**WHAT TO WORK ON**.
Among the entries below, count the lines containing the string "from". Only the count is needed.

*** Opening of DATA IN THIS EXERCISE ***

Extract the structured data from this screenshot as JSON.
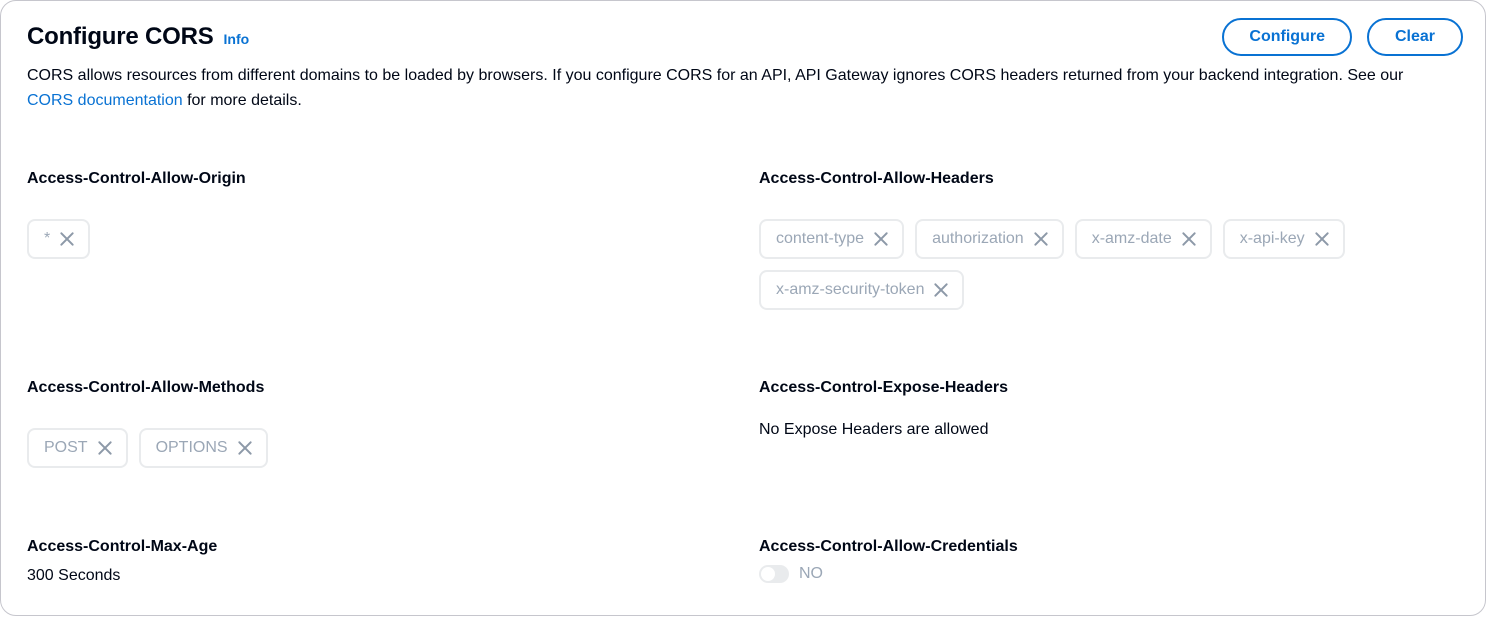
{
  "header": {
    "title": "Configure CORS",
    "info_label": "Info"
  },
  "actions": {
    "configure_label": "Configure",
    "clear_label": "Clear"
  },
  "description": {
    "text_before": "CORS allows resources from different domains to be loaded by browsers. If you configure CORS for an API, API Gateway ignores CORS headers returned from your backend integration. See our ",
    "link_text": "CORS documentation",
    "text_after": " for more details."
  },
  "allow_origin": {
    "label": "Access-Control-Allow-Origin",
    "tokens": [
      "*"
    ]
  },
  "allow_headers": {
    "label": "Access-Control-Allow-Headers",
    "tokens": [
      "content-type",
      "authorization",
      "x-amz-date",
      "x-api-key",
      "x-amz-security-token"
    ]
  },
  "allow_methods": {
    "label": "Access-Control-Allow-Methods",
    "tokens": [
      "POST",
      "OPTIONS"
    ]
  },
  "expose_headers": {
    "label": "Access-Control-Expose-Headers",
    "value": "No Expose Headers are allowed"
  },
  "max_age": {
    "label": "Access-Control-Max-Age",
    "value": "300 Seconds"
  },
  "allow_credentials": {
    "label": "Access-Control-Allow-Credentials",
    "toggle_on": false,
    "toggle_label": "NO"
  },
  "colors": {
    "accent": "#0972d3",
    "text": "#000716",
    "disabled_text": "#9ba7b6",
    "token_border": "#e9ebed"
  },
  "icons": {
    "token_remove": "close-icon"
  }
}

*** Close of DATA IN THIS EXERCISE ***

**EXERCISE SOLUTION**.
2